Apolonio said the search team will all-terrain vehicles to reach the crash site by land once the weather permits.
The RP-C2080 aircraft lost communication with the air traffic control a few minutes after take off at the Bicol International Airport on Saturday. The plane was last contacted while abeam the Camalig Bypass Road at 6:46 a.m. that day.
CAAP said the missing aircraft operated by the Energy Development Corp. is compliant with the airworthiness certification.
Rescue teams began climbing an active volcano Tuesday in a “very risky operation” to reach the wreckage of the small plane, officials said.

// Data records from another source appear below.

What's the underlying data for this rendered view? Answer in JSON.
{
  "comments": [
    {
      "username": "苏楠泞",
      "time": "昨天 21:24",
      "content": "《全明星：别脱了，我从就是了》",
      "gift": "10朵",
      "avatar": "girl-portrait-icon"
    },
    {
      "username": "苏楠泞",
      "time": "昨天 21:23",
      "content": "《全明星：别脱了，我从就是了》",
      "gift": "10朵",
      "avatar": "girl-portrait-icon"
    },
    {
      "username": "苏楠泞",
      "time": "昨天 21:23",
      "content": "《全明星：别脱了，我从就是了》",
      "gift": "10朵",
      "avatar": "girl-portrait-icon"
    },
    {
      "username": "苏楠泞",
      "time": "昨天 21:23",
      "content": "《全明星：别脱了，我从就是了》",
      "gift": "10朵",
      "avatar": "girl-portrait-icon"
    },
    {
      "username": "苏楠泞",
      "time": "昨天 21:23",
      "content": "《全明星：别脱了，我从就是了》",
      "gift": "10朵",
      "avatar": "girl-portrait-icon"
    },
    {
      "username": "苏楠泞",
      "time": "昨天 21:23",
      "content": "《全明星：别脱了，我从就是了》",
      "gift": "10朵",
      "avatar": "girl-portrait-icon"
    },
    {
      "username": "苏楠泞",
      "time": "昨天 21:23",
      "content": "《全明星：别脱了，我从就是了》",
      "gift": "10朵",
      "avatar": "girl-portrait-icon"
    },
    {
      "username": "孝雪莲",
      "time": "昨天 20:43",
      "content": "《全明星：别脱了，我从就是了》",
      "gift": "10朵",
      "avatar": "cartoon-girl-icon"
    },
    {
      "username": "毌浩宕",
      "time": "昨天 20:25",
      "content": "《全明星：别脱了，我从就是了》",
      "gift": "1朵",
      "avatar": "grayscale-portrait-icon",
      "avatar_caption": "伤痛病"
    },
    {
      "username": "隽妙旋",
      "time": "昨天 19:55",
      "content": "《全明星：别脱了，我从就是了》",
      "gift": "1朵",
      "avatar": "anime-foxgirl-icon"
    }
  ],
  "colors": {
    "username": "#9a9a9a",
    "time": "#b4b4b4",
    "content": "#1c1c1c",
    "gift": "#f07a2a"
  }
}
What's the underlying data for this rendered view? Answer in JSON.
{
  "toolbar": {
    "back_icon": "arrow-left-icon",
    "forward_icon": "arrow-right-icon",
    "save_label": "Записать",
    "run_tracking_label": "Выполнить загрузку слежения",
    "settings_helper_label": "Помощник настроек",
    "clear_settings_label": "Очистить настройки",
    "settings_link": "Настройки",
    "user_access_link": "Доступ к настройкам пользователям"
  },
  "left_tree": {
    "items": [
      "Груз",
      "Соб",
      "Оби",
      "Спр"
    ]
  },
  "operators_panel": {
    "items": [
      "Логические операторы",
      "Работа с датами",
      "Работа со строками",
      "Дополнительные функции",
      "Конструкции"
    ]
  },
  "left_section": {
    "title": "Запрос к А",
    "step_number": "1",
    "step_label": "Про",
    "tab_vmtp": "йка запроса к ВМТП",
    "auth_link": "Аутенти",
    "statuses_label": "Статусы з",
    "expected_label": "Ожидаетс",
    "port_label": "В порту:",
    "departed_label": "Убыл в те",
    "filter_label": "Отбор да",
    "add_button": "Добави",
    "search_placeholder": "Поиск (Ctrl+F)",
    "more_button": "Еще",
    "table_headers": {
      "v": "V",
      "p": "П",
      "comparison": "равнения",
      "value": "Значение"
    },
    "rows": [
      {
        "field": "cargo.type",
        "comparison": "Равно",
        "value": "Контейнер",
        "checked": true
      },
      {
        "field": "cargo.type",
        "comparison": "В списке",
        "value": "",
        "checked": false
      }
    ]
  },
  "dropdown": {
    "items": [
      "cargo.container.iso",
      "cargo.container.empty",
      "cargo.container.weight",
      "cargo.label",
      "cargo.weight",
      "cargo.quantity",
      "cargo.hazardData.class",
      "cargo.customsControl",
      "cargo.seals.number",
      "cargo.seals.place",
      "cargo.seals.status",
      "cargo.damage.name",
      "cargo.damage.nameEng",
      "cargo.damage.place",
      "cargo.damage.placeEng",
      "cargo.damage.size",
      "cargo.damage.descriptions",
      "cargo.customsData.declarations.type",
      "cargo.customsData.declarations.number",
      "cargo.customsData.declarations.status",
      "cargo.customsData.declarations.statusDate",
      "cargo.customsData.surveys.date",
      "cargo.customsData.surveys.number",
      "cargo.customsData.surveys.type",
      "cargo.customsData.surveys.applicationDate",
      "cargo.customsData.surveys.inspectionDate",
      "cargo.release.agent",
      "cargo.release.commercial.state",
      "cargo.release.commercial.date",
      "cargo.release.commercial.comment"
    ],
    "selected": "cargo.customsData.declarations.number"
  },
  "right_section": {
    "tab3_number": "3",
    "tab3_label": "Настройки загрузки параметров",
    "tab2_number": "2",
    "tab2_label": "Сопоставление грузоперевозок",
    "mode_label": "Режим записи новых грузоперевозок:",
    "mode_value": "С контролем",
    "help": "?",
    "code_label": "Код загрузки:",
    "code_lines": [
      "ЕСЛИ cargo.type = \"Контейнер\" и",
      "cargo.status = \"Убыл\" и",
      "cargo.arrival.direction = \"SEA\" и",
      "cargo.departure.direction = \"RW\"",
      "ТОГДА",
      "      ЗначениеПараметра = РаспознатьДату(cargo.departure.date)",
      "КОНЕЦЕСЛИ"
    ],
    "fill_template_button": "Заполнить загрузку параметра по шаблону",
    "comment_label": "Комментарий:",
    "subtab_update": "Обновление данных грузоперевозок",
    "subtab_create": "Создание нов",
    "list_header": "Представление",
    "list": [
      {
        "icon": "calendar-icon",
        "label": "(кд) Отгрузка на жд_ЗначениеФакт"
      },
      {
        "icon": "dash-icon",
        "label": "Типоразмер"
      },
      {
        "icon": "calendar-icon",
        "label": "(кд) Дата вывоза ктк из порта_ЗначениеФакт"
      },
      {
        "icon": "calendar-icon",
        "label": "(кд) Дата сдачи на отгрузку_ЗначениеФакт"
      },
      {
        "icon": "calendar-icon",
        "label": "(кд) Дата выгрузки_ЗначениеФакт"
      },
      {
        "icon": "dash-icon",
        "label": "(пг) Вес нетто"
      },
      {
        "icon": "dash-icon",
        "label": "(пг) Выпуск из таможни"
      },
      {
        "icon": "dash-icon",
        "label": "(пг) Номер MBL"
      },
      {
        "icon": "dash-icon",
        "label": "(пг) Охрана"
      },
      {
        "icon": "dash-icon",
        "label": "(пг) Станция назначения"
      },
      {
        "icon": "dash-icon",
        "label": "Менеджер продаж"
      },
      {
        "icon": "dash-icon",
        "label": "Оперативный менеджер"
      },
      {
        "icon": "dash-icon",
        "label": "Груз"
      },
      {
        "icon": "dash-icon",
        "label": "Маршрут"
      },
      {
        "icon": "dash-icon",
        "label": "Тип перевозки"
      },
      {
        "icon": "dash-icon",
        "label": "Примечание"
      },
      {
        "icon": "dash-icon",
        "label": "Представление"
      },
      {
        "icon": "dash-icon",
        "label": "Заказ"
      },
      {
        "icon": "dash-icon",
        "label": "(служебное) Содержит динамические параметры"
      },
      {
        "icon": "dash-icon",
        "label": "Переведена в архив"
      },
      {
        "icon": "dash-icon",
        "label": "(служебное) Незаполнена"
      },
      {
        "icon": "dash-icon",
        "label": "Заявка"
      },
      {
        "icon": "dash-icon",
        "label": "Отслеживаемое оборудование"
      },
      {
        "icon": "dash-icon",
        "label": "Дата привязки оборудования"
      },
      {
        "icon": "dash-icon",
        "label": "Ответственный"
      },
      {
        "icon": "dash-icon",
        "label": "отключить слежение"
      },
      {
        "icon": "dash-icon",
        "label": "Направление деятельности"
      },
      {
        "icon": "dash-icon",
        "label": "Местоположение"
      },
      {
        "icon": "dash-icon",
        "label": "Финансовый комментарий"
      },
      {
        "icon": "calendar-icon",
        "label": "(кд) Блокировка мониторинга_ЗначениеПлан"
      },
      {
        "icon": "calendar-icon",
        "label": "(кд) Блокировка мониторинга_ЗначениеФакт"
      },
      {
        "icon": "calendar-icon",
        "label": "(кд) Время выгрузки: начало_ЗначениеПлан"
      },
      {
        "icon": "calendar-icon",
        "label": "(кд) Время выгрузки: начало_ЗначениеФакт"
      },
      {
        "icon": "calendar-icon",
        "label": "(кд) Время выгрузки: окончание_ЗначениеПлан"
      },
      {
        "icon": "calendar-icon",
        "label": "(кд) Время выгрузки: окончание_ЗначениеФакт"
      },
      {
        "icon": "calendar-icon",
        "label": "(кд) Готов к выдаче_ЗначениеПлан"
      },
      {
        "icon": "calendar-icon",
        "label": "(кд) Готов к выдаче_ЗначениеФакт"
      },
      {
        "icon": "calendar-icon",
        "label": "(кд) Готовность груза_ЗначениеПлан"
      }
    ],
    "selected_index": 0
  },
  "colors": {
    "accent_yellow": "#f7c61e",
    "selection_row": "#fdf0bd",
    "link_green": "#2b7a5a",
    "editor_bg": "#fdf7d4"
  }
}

Four people, including two Australians, were on board the Cessna 340 aircraft when it went missing Saturday morning after taking off for Manila from Bicol International Airport in the central province of Albay, several kilometers from Mayon volcano.
Manila-based Energy Development Corp. said previously the missing plane belonged to the company. The Australians were technical consultants for the renewable energy company.
Rain, clouds and the risk of an eruption have hampered efforts to reach the crash site.
The CAAP said the plane was on the western side of the volcano, about “3,500 to 4,000 feet” above sea level.
Attempts to lower rescue teams to the crash site by helicopter were aborted Tuesday due to strong winds and cloud cover, officials said.
Instead, search and rescue teams, including veteran mountaineers, began making the steep climb on foot.
They were expected to camp overnight and reach the crash site Wednesday, said Carlos Baldo, mayor of Camalig municipality, which overlaps the crash site.
Mayon is the most active volcano in the country and last erupted in 2018, spewing tons of ash, rocks and lava. Access to its slopes is restricted.
Philippine Institute of Volcanology and Seismology director Teresito Bacolcol warned there was a risk of a “steam-driven eruption or a rockfall”.
“It’s a very risky operation,” Bacolcol said.
“If they are willing to take the risk, only professionally trained and experienced personnel should be involved.”
George Cordovilla, one of the mountaineers involved in the rescue effort, has climbed Mayon several times in the past and said it was a difficult ascent. With AFP (See full story online at manilastandard.net)
“It could easily erode and trigger rockfalls even if there’s no eruption. Some are caused by wind, water or rain,” he said.
Another Cessna plane went missing on Jan. 24 in the northern province of Isabela. That plane’s wreckage has still not been found, Apolonio said.
Despite the recent incidents involving Cessna planes, there is no reason to suspend their operation in the country, the CAAP stated.
“If we do that, other operators will suffer because of the issue. They are not part of one particular case, and it will be unfair for them,” Apolonio said.
Based on CAAP records,Textron Aviation (formerly Cessna) has 151 actively registered aircraft with the agency.